Letter to Church Leaders in Eugene, Indiana, 2 July 1833
JS, , and , Letter with postscript by , , Geauga Co., OH, to “Dear Brethren,” [, IN], 2 July 1833. Retained copy, [ca. 2 July 1833], in JS Letterbook 1, pp. 54–56; handwriting of ; JS Collection, CHL. For more complete source information, see the source note for JS Letterbook 1.
Like the preceding letter of the same date, the 2 July 1833 letter featured here pertains to disciplinary action taken against John Smith and his son in , Indiana. The Eugene of the was established in May 1832 in Vermillion County and consisted of approximately ninety members. In Eugene, a council, typically consisting of four to six , routinely held to instruct one another and, when necessary, to deliver disciplinary measures to those in their congregation. John Smith arrived in Eugene no later than 15 December 1832, joining his son Eden, who had been a member of the branch since at least 3 November 1832. John and Eden Smith took on positions of authority within the branch and soon encountered criticism for making unfounded accusations against church leaders.

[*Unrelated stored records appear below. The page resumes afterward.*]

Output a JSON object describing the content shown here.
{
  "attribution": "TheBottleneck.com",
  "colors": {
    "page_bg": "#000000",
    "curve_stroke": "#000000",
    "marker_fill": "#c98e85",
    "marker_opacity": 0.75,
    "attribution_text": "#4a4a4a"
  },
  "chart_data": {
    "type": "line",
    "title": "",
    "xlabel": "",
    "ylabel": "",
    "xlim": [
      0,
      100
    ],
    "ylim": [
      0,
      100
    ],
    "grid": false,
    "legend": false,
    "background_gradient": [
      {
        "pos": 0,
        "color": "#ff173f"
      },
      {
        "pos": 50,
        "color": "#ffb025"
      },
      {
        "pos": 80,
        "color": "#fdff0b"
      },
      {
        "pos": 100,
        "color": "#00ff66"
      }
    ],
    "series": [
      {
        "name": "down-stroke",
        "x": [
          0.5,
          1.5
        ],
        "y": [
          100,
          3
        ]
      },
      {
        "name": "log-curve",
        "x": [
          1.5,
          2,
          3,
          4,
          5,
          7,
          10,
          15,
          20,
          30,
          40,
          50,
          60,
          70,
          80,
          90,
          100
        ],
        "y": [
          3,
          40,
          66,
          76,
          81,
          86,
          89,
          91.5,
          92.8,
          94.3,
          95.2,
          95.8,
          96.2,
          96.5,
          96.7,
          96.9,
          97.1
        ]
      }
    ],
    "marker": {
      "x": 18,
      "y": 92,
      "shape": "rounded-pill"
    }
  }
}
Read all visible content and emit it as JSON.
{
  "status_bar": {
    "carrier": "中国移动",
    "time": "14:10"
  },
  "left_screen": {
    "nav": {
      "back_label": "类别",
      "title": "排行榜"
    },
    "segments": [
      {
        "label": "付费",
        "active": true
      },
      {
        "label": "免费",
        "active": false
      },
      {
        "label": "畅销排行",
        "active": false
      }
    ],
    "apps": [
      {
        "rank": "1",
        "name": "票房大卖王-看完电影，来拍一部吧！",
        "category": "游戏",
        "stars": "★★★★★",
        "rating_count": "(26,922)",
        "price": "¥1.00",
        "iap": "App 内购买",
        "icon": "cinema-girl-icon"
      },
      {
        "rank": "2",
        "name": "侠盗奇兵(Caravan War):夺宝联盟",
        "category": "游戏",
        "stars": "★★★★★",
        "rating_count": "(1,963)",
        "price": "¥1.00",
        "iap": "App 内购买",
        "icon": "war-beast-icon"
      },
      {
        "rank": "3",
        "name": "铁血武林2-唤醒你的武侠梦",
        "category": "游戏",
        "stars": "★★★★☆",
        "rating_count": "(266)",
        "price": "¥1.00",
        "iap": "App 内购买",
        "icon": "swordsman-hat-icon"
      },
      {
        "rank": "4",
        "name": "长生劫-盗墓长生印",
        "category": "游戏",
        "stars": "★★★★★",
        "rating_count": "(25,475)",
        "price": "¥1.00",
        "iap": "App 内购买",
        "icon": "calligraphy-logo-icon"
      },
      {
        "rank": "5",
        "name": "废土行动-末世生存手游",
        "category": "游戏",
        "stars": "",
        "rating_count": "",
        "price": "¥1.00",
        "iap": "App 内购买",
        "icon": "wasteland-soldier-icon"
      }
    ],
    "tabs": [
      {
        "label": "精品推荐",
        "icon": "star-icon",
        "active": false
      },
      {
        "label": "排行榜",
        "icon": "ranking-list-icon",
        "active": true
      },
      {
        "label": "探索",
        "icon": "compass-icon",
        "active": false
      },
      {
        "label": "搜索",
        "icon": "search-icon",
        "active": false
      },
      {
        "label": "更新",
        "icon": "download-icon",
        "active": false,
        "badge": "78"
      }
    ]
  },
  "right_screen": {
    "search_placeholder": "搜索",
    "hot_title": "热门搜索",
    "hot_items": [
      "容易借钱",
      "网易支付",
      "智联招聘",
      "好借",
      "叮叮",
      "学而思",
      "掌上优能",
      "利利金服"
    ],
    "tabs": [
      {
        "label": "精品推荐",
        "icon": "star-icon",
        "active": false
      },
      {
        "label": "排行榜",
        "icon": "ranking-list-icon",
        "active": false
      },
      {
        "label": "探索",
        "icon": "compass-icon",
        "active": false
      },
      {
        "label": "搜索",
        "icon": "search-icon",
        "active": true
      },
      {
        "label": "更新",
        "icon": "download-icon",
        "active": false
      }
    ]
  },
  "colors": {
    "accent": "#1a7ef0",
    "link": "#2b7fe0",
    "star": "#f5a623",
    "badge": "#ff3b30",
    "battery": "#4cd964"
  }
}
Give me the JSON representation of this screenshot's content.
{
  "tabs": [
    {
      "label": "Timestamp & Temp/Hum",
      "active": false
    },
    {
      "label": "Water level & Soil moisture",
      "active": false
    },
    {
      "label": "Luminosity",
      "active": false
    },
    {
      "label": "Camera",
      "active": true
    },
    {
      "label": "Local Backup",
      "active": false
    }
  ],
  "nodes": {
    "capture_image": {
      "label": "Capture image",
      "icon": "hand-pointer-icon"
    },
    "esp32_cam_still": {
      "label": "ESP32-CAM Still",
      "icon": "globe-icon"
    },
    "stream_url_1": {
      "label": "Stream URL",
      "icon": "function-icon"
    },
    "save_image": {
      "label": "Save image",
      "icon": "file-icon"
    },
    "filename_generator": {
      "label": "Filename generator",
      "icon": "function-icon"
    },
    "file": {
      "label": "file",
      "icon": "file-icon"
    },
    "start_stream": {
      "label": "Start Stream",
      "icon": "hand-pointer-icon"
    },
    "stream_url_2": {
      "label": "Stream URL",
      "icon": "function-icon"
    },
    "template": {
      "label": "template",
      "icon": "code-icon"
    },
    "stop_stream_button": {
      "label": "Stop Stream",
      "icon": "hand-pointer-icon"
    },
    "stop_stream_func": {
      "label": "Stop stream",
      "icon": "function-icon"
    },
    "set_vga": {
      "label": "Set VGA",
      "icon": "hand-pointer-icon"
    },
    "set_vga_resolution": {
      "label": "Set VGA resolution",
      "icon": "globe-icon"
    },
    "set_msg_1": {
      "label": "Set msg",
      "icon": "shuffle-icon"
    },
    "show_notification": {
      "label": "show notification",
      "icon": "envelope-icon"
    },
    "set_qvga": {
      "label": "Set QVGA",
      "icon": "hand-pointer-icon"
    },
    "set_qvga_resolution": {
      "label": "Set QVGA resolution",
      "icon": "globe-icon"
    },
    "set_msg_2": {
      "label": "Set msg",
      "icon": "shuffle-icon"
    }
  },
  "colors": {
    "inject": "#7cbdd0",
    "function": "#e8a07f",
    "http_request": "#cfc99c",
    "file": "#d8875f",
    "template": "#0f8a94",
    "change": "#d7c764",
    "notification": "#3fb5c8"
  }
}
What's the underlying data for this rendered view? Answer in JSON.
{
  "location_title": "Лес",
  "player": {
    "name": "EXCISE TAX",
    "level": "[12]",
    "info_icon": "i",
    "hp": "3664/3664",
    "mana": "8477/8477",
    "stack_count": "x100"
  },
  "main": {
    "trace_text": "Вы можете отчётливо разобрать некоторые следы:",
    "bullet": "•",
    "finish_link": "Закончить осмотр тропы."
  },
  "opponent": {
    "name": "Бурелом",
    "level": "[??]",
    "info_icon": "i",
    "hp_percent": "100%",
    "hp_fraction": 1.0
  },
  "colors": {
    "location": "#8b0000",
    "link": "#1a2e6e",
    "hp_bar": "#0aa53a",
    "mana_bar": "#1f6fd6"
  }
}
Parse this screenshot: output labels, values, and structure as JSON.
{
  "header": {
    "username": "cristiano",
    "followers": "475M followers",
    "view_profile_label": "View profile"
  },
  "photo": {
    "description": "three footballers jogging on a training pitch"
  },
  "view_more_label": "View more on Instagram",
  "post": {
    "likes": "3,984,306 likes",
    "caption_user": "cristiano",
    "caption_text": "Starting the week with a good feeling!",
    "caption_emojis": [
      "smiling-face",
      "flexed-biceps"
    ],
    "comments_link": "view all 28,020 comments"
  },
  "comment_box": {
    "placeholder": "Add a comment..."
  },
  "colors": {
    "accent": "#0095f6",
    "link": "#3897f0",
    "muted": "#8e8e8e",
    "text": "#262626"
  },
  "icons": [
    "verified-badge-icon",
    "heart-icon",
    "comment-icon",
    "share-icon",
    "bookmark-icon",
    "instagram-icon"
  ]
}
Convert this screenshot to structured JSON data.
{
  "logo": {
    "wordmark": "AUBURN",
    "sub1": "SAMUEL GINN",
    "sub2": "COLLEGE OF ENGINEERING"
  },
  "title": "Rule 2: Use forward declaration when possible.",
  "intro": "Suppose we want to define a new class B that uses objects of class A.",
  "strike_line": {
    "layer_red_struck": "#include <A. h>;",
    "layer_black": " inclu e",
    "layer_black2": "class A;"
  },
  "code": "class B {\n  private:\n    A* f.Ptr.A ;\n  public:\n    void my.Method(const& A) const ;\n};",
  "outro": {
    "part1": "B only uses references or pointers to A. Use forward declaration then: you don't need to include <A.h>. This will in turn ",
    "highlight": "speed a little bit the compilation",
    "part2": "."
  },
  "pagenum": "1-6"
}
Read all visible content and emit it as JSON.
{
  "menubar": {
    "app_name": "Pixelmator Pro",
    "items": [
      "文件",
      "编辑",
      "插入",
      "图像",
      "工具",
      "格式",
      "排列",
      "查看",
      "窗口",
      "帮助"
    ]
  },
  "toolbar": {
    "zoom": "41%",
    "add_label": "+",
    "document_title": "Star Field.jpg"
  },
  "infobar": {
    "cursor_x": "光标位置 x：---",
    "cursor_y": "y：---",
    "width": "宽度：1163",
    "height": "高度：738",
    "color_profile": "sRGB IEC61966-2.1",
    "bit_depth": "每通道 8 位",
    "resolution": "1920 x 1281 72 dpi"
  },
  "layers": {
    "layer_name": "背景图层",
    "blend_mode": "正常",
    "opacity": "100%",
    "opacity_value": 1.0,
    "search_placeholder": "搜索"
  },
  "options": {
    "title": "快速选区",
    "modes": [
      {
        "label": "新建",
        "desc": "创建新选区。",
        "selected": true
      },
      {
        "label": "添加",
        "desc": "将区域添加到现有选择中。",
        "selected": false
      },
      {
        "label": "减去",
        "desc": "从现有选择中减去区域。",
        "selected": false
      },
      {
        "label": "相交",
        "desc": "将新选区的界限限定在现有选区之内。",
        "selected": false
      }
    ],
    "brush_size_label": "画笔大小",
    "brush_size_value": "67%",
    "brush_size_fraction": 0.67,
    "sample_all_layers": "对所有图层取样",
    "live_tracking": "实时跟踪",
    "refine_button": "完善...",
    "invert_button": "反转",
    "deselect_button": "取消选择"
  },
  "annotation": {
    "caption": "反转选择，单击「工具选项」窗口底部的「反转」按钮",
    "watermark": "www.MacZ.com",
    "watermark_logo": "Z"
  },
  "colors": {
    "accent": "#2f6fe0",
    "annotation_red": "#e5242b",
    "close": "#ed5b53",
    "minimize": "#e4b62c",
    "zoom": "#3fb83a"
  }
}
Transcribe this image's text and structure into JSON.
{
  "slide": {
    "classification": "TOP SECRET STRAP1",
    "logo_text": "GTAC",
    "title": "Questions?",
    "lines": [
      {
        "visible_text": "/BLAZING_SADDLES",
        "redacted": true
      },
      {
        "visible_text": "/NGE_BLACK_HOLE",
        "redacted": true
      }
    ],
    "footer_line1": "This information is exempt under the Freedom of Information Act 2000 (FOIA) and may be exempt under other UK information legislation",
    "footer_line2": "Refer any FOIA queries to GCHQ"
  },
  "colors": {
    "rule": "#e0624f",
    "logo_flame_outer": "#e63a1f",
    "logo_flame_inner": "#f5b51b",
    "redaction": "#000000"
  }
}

The letter featured below instructed the elders in Eugene concerning disciplinary measures against the Smiths.
Church leaders in both and , Ohio, apparently felt that John and needed to repent together “in all humility” before they could be held “in fellowship.” In a letter that has not been located, reported to the elders in Vermillion County that he and his counselors in Kirtland had stripped John Smith of his authority. On 3 June 1833, the elders of the Eugene branch wrote to regarding John Smith’s status in the church and apparently reported alleged infractions committed by Eden Smith. Five days later, John Smith wrote to JS regarding his own situation. JS and wrote to John on 2 July, the same day the letter featured here was written, requiring him and Eden to repent or be disciplined. They declared that John had no priesthood authority and that Eden was “confederate” with John in committing the transgressions.
In the 2 July letter featured here, JS and his counselors in the sanctioned the prior disciplinary action of the . They again emphasized that John Smith had transgressed and that he had no priesthood authority, and they also authorized the elders to convene a disciplinary hearing for . In a postscript to the letter, called for the elders to hold disciplinary councils for both Smiths, perhaps reiterating the counsel he had given in his earlier letter to them.
The presidency’s letter featured here, as well as their letter to John Smith, was apparently received before 13 July 1833, when the elders held a council regarding the membership of the Smiths, and it is probable that the council was held in response to this letter. At the meeting, the president of the council read aloud a letter from concerning John and , which may have been either Whitney’s postscript to the letter featured here or his earlier letter to Eugene regarding the Smiths. After the church voted to “cut off” John Smith, Eden appealed “to the Court Conserning his trial.” Branch records suggest, however, there were an insufficient number of high priests to hold a court in Eugene. The Eugene elders apparently forwent the appeal to the “high priest Court” and voted to cut off Eden as well. Eden was rebaptized on 27 August 1834 in Eugene by . It is unknown if John Smith ever reconciled with the church.
McLellin, William E. Journal, Apr.–June 1836. William E. McLellin, Papers, 1831–1836, 1877–1878. CHL. MS 13538, box 1, fd. 6. Also available as Jan Shipps and John W. Welch, eds., The Journals of William E. McLellin, 1831–1836 (Provo, UT: BYU Studies; Urbana: University of Illinois Press, 1994).
Dear Brethren it is truly painful to be under the painful necessity of writing on a subject which engages our attention at this time viz the case of John Smith and his son. we have Just received a letter from you concerning their standing in the , we do not hold them in fellowship we would inform you that John Smith has been dealt with and his authority taken from him and you are required not to receive his teachings but to treat him as a transgressor until he repents and humbles himself before the Lord to the entire satisfaction of the Church and also you have authority to call a and sit in Judgment on s case and deal with him as the law directs we feel to rebuke the of that < of the> church of Christ for not magnifying their office and letting the transgressor go unpunished we therefore enjoin upon [p. 54]
According to branch records, the church leaders in Eugene dealt with a range of alleged misdeeds, which included intoxication, lying, cursing, and swearing. Examples of cases considered by the Eugene church leaders include the following: a man disguising his voice, taking a horse, and riding it to Springfield, Illinois, without permission; individuals arguing over ownership of a pig; and a woman “speaking aginst the Elders for she was in a bad spirit.” (Vermillion Branch, Conference Minutes, 10 and 17 Nov. 1832; 1 Jan. 1833; 14, 20, 23, and 27 Feb. 1833; 15 May 1833.)